Jesus said to Nicodemus: “Just as Moses lifted up the serpent in the desert, so must the Son of Man be lifted up, so that everyone who believes in him may have eternal life.”
UNDERSTAND | By Father Greg Friedman, OFM
I love to read history or watch a good documentary. But more often than not I feel sad when it’s over.
Not all of human history is sad, but so much of it is the story of human folly and cruelty—of bad choices. War, greed, oppression mark the history of our world.
The Bible has its share of sad stories and today’s first reading is one of them. The account from the Second Book of Chronicles generally tries to stress the positive points of Israel’s history. But here, in describing the infidelity that preceded the tragedy of the exile or “Babylonian Captivity,” the author tells in stark terms how the people abandoned their half of the covenant with God.
In theological language, the result is that God declares a Sabbath—a time of rest for the land—until the “lost Sabbaths”—the neglect of God—has been restored. This history ends on a note of hope, describing how the Persian king Cyrus, was God’s instrument to restore the people to their homeland.
In Lent we examine our lives in order to restore our part of the baptismal covenant—our relationship with God in Christ. As our other Scriptures for today point out, in Jesus Christ, God brings life from death, light from darkness. That’s the hope of those preparing for baptism and the hope of those of us keeping this Lent.
DISCUSS | By Father Dan Kroger, OFM
In the first reading (II Chr 36:14-16, 19-23), what was the role of the prophets in the history of Judah?
How does this reading explain what happened to the Jewish people—the destruction of the temple, the Babylonian exile and the decree of Cyrus?
Why does Paul describe God as “rich in mercy” in this week’s second reading (Eph 2:4-10)?
Why does Paul say that we are saved by faith and not by good works?
According to the Gospel (Jn 3:14-21), who is Nicodemus who came to question Jesus at night? And why did he come at night?
Why did God give his only Son? What was his purpose?
We are well into the season of Lent. Take some time to reflect on how you are doing with your Lenten promises that you made at the beginning of the season. Reflect on what you have learned, where you have struggled, and how you can strengthen your commitment for the rest of Lent.

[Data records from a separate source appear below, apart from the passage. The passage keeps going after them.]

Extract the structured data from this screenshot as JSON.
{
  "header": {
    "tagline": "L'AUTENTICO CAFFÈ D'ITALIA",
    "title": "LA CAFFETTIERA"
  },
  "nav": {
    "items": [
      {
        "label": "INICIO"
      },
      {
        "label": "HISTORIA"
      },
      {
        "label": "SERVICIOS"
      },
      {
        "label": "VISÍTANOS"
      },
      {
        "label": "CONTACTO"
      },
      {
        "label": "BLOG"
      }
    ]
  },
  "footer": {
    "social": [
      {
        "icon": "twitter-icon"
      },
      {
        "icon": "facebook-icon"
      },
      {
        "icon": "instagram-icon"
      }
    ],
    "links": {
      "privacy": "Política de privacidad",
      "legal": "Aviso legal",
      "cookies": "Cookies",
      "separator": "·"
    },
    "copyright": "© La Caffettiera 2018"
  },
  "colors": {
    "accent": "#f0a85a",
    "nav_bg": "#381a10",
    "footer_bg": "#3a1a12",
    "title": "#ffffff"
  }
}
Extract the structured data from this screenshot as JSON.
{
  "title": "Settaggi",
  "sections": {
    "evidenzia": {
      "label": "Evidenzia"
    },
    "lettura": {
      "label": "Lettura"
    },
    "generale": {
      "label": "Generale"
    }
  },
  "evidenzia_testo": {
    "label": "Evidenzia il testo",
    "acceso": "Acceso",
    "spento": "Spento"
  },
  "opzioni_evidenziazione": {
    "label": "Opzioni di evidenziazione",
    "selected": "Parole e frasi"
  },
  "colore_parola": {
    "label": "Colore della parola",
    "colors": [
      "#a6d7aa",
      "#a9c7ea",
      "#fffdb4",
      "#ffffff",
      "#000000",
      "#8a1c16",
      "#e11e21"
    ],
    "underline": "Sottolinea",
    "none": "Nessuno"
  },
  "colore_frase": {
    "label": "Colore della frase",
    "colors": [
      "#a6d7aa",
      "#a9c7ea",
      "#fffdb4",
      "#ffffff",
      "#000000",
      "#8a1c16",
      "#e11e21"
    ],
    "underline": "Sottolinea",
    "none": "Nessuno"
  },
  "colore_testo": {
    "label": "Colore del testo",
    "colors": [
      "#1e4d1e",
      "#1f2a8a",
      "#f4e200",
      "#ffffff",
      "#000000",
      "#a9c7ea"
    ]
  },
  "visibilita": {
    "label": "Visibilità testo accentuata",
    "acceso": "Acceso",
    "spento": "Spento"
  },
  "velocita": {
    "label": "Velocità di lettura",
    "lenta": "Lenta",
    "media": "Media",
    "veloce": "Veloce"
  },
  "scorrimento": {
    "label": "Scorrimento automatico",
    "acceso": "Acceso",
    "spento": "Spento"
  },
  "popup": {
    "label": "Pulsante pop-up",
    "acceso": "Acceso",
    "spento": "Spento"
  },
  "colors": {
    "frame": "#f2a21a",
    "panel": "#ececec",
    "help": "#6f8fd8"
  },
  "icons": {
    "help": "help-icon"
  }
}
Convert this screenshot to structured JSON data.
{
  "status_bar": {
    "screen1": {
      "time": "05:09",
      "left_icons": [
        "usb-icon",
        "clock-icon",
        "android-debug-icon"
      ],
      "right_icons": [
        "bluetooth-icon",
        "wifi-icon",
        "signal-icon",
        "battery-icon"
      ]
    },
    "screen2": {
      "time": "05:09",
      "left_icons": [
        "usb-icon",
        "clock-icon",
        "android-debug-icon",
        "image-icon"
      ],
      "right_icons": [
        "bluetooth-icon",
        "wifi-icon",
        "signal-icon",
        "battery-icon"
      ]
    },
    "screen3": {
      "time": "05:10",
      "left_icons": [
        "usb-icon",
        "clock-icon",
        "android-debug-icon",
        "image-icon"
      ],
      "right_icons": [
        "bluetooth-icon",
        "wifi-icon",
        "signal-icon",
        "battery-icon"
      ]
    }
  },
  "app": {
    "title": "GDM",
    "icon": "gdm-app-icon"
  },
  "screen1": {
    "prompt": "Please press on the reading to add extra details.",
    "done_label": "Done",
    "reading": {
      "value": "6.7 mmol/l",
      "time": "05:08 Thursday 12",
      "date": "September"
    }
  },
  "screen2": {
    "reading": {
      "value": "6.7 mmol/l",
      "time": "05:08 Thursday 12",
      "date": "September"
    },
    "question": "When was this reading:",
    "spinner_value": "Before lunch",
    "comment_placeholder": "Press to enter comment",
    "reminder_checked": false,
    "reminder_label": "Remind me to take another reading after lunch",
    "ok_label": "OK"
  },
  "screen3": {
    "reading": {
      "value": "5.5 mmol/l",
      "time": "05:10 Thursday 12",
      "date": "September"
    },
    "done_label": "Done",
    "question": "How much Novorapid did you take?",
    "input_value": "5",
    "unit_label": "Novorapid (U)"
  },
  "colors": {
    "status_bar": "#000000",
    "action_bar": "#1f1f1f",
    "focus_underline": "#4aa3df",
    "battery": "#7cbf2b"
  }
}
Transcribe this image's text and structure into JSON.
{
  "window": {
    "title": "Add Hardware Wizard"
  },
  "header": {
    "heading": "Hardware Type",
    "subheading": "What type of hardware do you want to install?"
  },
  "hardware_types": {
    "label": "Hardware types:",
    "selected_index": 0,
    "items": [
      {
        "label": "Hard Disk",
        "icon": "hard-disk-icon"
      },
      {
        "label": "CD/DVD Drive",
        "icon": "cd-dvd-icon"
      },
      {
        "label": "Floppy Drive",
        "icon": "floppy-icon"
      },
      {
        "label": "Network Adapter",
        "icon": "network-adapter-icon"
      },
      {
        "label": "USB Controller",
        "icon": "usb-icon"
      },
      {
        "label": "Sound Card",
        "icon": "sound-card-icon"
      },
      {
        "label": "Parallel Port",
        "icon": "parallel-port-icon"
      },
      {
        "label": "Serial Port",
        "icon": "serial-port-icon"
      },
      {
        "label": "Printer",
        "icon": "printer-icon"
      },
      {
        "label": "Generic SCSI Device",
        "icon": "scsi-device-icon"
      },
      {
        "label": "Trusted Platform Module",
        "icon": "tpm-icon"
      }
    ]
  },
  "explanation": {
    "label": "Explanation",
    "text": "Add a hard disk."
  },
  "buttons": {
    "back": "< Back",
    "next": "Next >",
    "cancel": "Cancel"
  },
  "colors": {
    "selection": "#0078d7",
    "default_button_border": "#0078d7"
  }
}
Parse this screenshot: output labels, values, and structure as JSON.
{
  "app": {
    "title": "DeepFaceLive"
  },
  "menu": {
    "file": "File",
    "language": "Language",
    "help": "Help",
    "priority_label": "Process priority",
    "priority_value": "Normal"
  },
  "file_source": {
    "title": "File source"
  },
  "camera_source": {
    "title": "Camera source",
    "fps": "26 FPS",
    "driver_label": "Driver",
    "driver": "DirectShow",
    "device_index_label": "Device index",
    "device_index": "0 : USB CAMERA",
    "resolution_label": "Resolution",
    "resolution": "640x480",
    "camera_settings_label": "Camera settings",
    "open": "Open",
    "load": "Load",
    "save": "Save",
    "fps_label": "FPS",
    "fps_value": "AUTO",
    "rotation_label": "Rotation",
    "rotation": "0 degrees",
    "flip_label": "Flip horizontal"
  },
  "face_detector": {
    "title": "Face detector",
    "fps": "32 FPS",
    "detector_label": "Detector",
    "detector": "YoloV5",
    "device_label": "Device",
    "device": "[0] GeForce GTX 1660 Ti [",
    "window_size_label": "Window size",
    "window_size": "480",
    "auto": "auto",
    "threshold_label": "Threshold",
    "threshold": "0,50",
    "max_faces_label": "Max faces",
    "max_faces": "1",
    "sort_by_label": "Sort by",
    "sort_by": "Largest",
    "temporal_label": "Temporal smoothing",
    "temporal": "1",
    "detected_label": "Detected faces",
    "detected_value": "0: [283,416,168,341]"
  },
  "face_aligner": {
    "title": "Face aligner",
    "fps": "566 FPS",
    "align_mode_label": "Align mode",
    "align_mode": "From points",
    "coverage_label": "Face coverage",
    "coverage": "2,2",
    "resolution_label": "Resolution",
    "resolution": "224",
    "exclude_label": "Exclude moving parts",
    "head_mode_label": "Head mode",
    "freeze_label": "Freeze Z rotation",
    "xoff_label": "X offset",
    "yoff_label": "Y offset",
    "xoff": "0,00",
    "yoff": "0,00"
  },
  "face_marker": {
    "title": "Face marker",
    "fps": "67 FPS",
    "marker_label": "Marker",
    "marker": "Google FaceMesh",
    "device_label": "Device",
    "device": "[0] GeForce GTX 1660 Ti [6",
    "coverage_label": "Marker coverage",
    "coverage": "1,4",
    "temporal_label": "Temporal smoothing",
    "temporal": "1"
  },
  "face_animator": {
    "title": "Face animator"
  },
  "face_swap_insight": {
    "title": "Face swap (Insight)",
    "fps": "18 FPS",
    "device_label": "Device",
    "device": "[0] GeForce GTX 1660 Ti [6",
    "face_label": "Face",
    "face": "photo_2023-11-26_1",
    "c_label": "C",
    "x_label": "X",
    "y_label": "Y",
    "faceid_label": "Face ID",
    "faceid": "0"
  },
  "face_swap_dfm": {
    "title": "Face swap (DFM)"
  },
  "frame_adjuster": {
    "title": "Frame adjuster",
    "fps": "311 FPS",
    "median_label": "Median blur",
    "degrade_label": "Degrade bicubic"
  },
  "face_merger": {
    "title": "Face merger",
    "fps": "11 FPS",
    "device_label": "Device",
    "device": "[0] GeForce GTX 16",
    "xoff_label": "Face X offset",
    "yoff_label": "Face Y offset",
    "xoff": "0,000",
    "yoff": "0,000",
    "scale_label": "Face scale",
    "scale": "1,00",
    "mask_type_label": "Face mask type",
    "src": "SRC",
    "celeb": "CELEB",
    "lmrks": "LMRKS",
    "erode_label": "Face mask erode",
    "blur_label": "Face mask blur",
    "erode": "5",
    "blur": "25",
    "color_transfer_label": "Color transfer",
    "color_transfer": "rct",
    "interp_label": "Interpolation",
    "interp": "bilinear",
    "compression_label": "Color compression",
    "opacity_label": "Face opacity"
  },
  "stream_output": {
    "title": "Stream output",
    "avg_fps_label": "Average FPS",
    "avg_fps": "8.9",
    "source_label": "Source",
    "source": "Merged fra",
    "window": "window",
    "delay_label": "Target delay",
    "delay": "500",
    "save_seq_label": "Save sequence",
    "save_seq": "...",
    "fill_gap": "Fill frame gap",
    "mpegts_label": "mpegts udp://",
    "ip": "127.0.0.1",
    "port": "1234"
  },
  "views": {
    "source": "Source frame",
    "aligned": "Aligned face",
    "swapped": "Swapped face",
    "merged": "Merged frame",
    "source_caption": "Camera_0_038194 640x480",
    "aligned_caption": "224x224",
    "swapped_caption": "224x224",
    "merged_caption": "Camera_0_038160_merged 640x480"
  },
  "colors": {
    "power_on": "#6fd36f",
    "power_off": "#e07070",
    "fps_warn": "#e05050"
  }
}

This week’s Gospel refers a lot to light. Use the sun’s light to your advantage and create your own stained glass windows at home. You can find lots of recipes online for how to make the paint that is safe to paint on your windows or glass doors. Create your own pattern and then enjoy the light shining through your design.